The first of Osamu Tezuka's experimental trilogy of animated films for adults is a fascinating time capsule that swerves between visionary and puerile
Buddhist lore, supernatural slapstick action, and domestic drama all combine to make this idiosyncractic instant classic
A gorgeous adaptation of the acclaimed manga, and a story with a hard moral question: Who gets to be redeemed?
Comedy's hard. Not just because getting laughs naturally is a skill few people develop well, but because the best comedies look at our condition (boy, is it screwed up) and have something to say about it (laugh, 'cause you might as well). That's hard enough to do with a straight face; to do it with a grin is an order of magnitude tougher. Yūzō Kawashima's Bakumatsu Taiyōden starts and ends as effortless entertainment, a breezy and bracing comedy exuding endless energy. It's also a cross-section of Japanese society in the years before the Meiji Restoration, and ultimately the kind of social commentary by proxy that all the best comedies manage to have in their blood. But it never forces the points it's trying to make. It slips all it wisdom in under the door and between the laughs.

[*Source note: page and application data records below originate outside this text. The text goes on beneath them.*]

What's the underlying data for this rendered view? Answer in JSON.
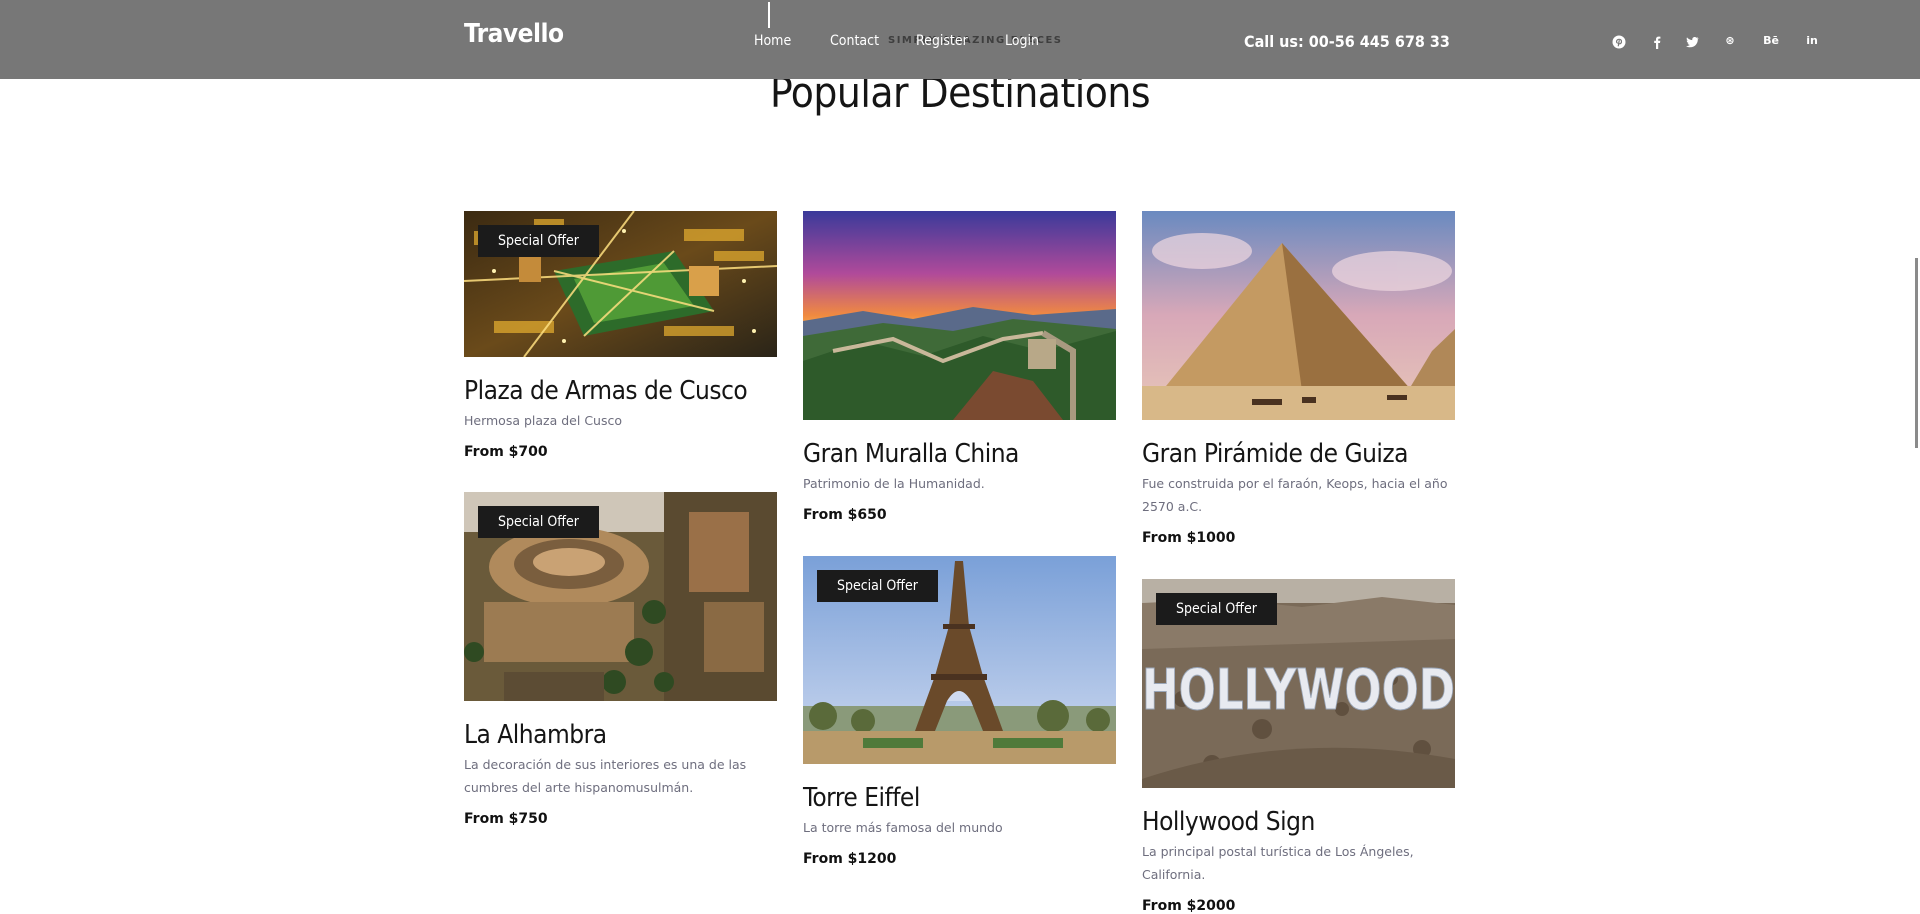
{
  "header": {
    "brand": "Travello",
    "ghost_text": "SIMPLY AMAZING PLACES",
    "nav": [
      {
        "label": "Home"
      },
      {
        "label": "Contact"
      },
      {
        "label": "Register"
      },
      {
        "label": "Login"
      }
    ],
    "phone": "Call us: 00-56 445 678 33",
    "social": [
      {
        "icon": "pinterest-icon"
      },
      {
        "icon": "facebook-icon"
      },
      {
        "icon": "twitter-icon"
      },
      {
        "icon": "dribbble-icon",
        "label": "⊛"
      },
      {
        "icon": "behance-icon",
        "label": "Bē"
      },
      {
        "icon": "linkedin-icon",
        "label": "in"
      }
    ]
  },
  "section": {
    "title": "Popular Destinations"
  },
  "destinations": [
    {
      "name": "Plaza de Armas de Cusco",
      "description": "Hermosa plaza del Cusco",
      "price": "From $700",
      "badge": "Special Offer"
    },
    {
      "name": "La Alhambra",
      "description": "La decoración de sus interiores es una de las cumbres del arte hispanomusulmán.",
      "price": "From $750",
      "badge": "Special Offer"
    },
    {
      "name": "Gran Muralla China",
      "description": "Patrimonio de la Humanidad.",
      "price": "From $650"
    },
    {
      "name": "Torre Eiffel",
      "description": "La torre más famosa del mundo",
      "price": "From $1200",
      "badge": "Special Offer"
    },
    {
      "name": "Gran Pirámide de Guiza",
      "description": "Fue construida por el faraón, Keops, hacia el año 2570 a.C.",
      "price": "From $1000"
    },
    {
      "name": "Hollywood Sign",
      "description": "La principal postal turística de Los Ángeles, California.",
      "price": "From $2000",
      "badge": "Special Offer",
      "sign_text": "HOLLYWOOD"
    }
  ],
  "colors": {
    "header_bg": "#777777",
    "badge_bg": "#1b1b1b",
    "title": "#151515",
    "description": "#6e6e7e"
  }
}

Now here's a delight: a made-for-TV feature film from 1990, unlicensed officially outside of Japan until now, that plays like a forgotten earlier Studio Ghibli project. It isn't one, although it does employ a couple of Ghibli personnel — and its irrepressible heroine Ginga feels like a nod towards the plucky Ghibli girls we all know. But there's more to Like The Clouds, Like The Wind than nostalgia or cross-references; it's a fine project in its own right.

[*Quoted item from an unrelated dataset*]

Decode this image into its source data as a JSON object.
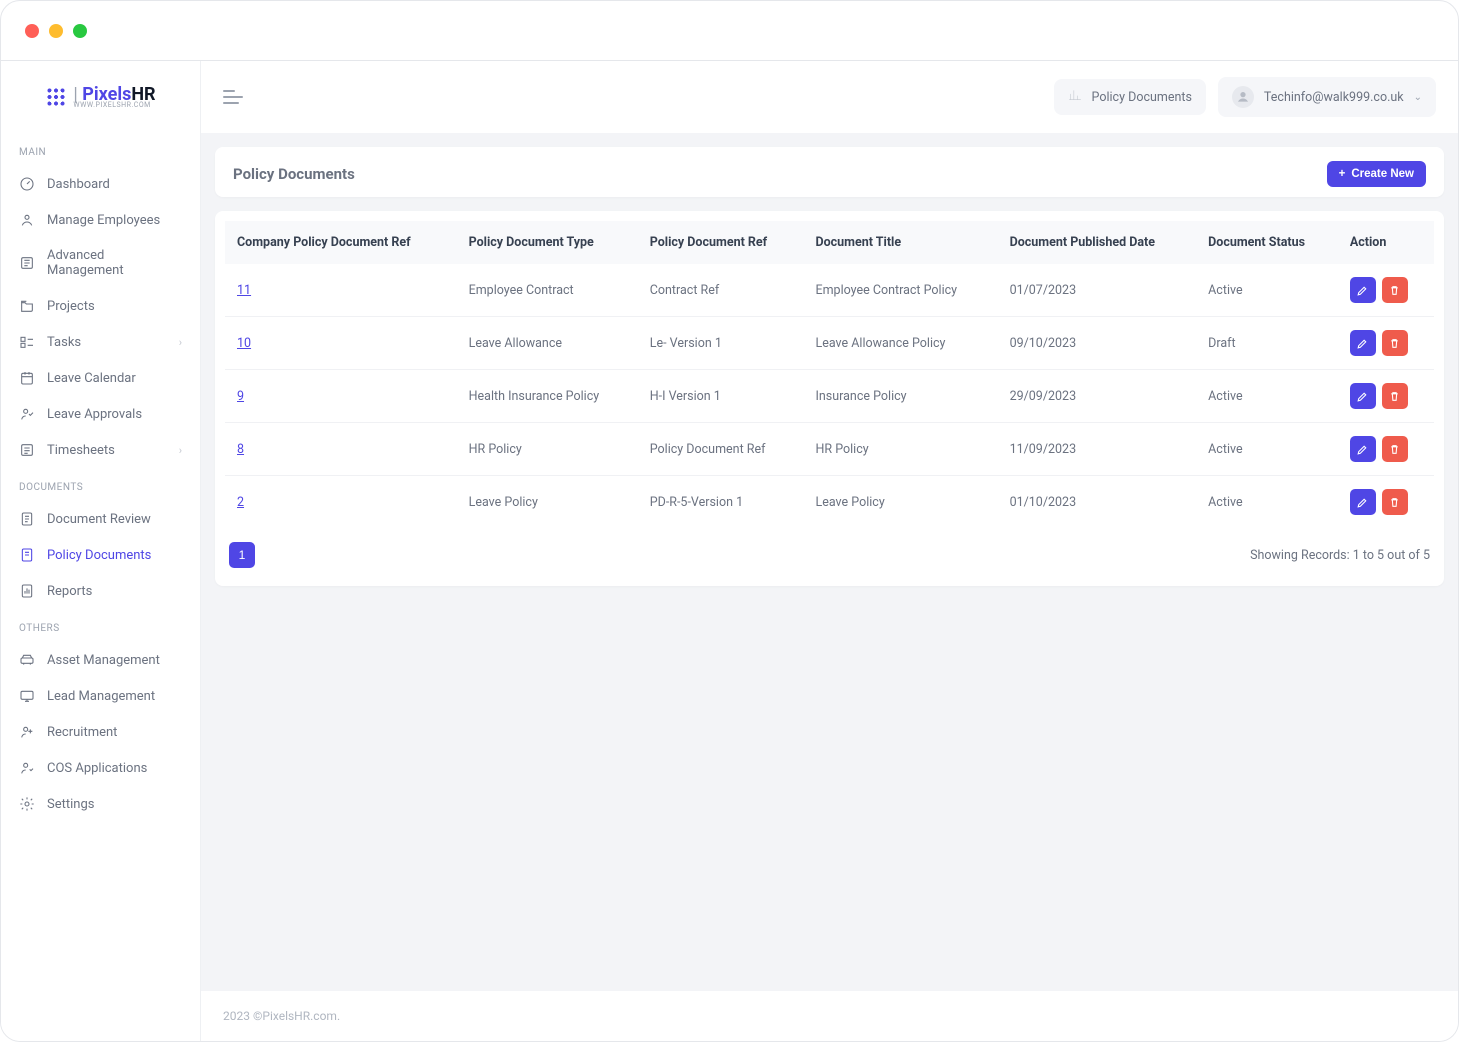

When Dr. Strangelove, or How I Learned to Stop Worrying and Love the Bomb appeared in theaters, there were more than a few critics who hated the movie on principle; after all, nuclear war was nothing any sane person could laugh at. Except, of course, that black humor and comedy are precisely how people have always dealt with the cruelest and most horrible of subjects. Today, complaining about Dr. Strangelove seems almost quaint—perhaps not so much a sign that we are desensitized to the whole apocalypse thing (when does the end of the world ever really stop being scary?) as that we have stopped wasting time with silly grousing about art being in bad taste.